BUENOS AIRES, July 29 (Reuters) - The presidents of Argentina and Mexico agreed to deepen a pre-existing commercial accord on Friday, in a bid to set the groundwork for a bilateral free trade agreement.
The ACE 6, as the treaty is called in Spanish, lowers tariffs on some products and includes a number of principles regulating trade.
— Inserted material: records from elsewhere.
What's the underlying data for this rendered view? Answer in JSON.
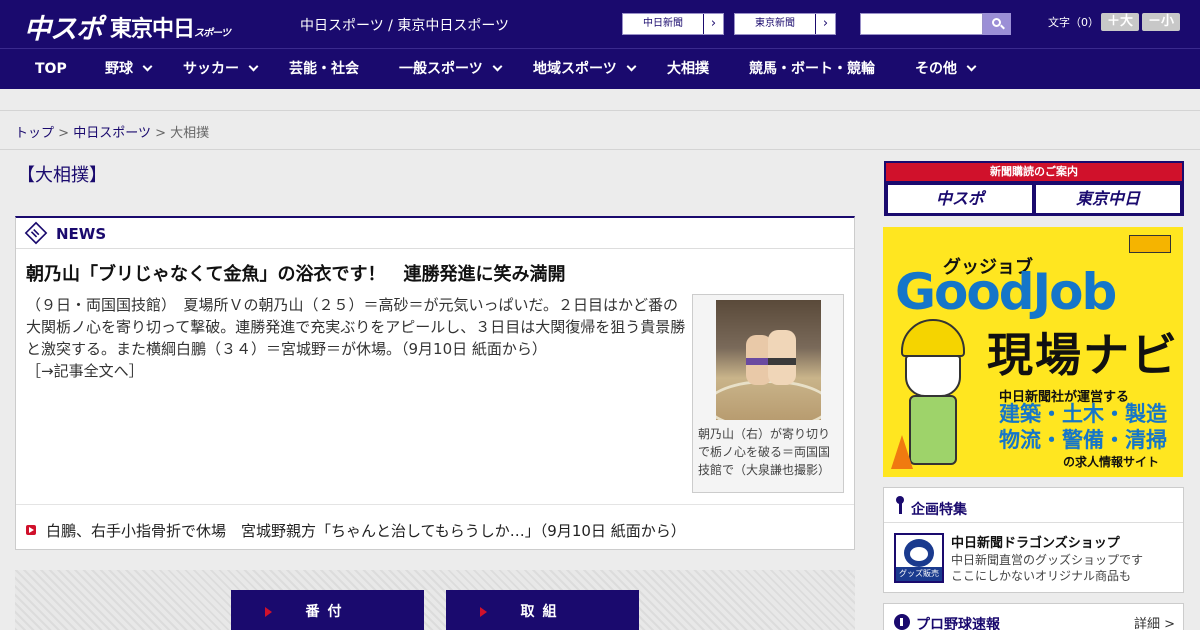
{
  "header": {
    "logo_main": "中スポ",
    "logo_tokyo": "東京中日",
    "logo_tokyo_small": "スポーツ",
    "site_title": "中日スポーツ / 東京中日スポーツ",
    "paper_links": [
      {
        "label": "中日新聞"
      },
      {
        "label": "東京新聞"
      }
    ],
    "search_placeholder": "",
    "font_size_label": "文字（0）",
    "font_plus": "＋大",
    "font_minus": "－小"
  },
  "nav": {
    "items": [
      {
        "label": "TOP"
      },
      {
        "label": "野球"
      },
      {
        "label": "サッカー"
      },
      {
        "label": "芸能・社会"
      },
      {
        "label": "一般スポーツ"
      },
      {
        "label": "地域スポーツ"
      },
      {
        "label": "大相撲"
      },
      {
        "label": "競馬・ボート・競輪"
      },
      {
        "label": "その他"
      }
    ]
  },
  "breadcrumb": {
    "top": "トップ",
    "sep": ">",
    "chunichi": "中日スポーツ",
    "current": "大相撲"
  },
  "page_title": "【大相撲】",
  "news": {
    "label": "NEWS",
    "headline": "朝乃山「ブリじゃなくて金魚」の浴衣です！　連勝発進に笑み満開",
    "body": "（９日・両国国技館）　夏場所Ｖの朝乃山（２５）＝高砂＝が元気いっぱいだ。２日目はかど番の大関栃ノ心を寄り切って撃破。連勝発進で充実ぶりをアピールし、３日目は大関復帰を狙う貴景勝と激突する。また横綱白鵬（３４）＝宮城野＝が休場。（9月10日 紙面から）",
    "more_link": "［→記事全文へ］",
    "photo_caption": "朝乃山（右）が寄り切りで栃ノ心を破る＝両国国技館で（大泉謙也撮影）",
    "sub_headline": "白鵬、右手小指骨折で休場　宮城野親方「ちゃんと治してもらうしか…」（9月10日 紙面から）"
  },
  "buttons": [
    {
      "label": "番付"
    },
    {
      "label": "取組"
    }
  ],
  "sidebar": {
    "subscribe_title": "新聞購読のご案内",
    "subscribe_left": "中スポ",
    "subscribe_right": "東京中日",
    "goodjob": {
      "kana": "グッジョブ",
      "brand": "GoodJob",
      "navi": "現場ナビ",
      "operator": "中日新聞社が運営する",
      "fields_1": "建築・土木・製造",
      "fields_2": "物流・警備・清掃",
      "tagline": "の求人情報サイト"
    },
    "feature": {
      "title": "企画特集",
      "thumb_label": "グッズ販売中",
      "shop_title": "中日新聞ドラゴンズショップ",
      "shop_desc_1": "中日新聞直営のグッズショップです",
      "shop_desc_2": "ここにしかないオリジナル商品も"
    },
    "baseball": {
      "title": "プロ野球速報",
      "more": "詳細 >"
    }
  }
}
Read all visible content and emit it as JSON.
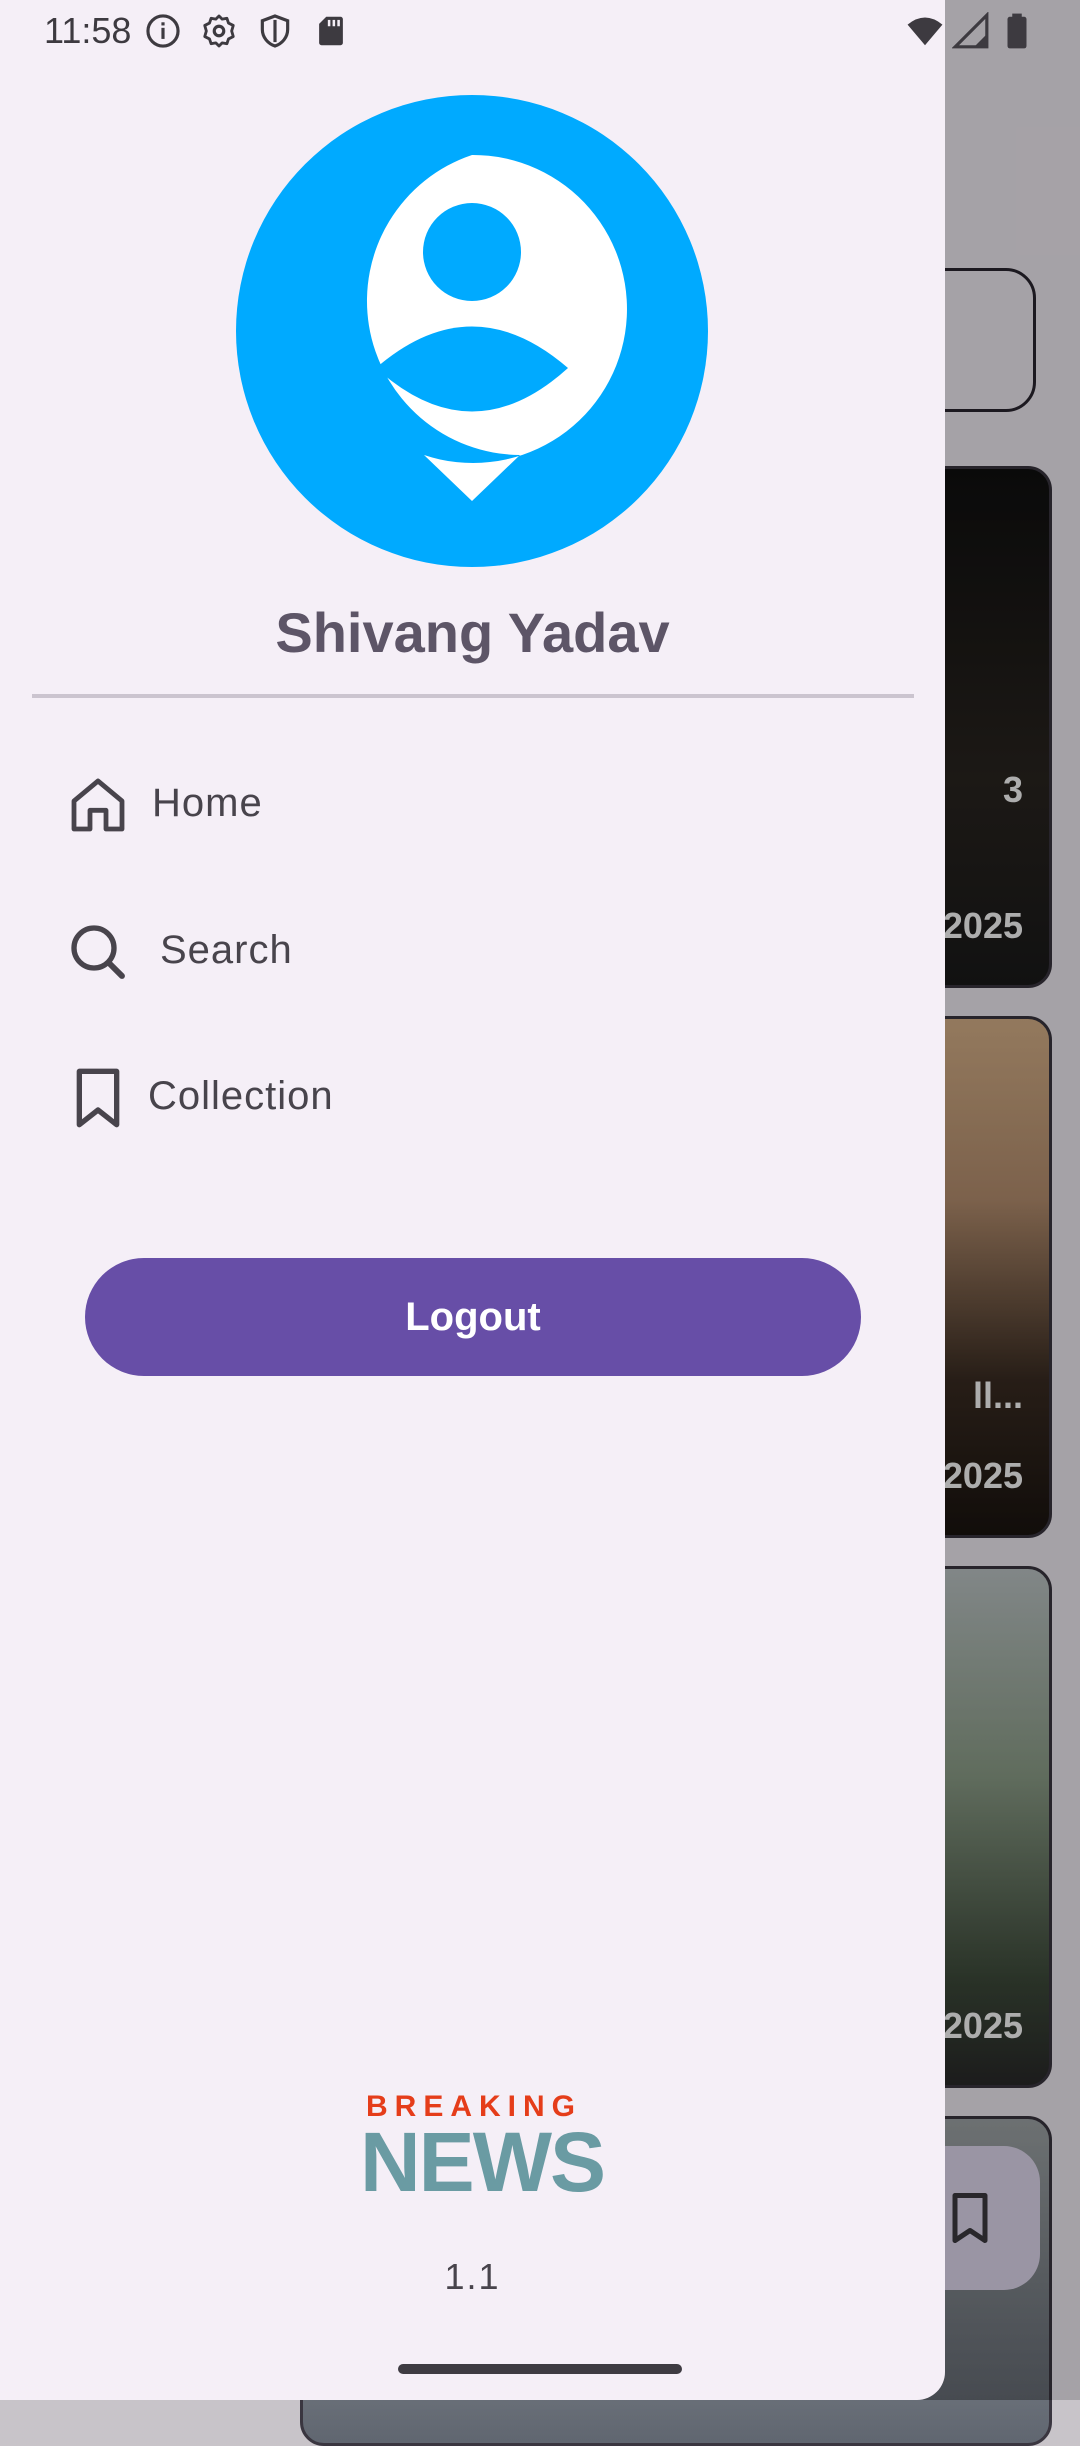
{
  "status_bar": {
    "time": "11:58",
    "left_icons": [
      "info-icon",
      "settings-icon",
      "shield-icon",
      "sd-card-icon"
    ],
    "right_icons": [
      "wifi-icon",
      "signal-icon",
      "battery-icon"
    ]
  },
  "background": {
    "cards": [
      {
        "partial_text": "3"
      },
      {
        "partial_text": "2025"
      },
      {
        "partial_text": "ll..."
      },
      {
        "partial_text": "2025"
      },
      {
        "partial_text": "2025"
      }
    ],
    "fab_icon": "bookmark-icon"
  },
  "drawer": {
    "user_name": "Shivang Yadav",
    "nav_items": [
      {
        "label": "Home",
        "icon": "home-icon"
      },
      {
        "label": "Search",
        "icon": "search-icon"
      },
      {
        "label": "Collection",
        "icon": "bookmark-icon"
      }
    ],
    "logout_label": "Logout",
    "brand": {
      "top": "BREAKING",
      "bottom": "NEWS"
    },
    "version": "1.1"
  },
  "colors": {
    "avatar_blue": "#00aaff",
    "logout_purple": "#674ea7",
    "drawer_bg": "#f5eff7",
    "brand_red": "#e53d1a",
    "brand_teal": "#6a9ba3"
  }
}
It has been in effect since 1987, though leaders have attempted to renegotiate aspects in recent years.
“Starting from the deepening of the ACE 6, we hope to have a free-trade agreement next year,” Argentine President Mauricio Macri said at the Argentina-Mexico Economic Forum in Buenos Aires.
Also speaking at the forum, Mexican leader Enrique Pena Nieto said the deepening of the accord “allows us in the not too distant future to aspire to a larger agreement and one of free trade.”
Commercial relations between the two nations soured under the leftist presidency of Cristina Kirchner who was in office from 2007 to December 2015.
Since succeeding Kirchner, center-right Macri has unwound the protectionist policies of his predecessor while traveling extensively in a bid to court international investors and improve relations with trade partners.
Reporting by Gram Slattery and Walter Bianchi; Editing by Bernard Orr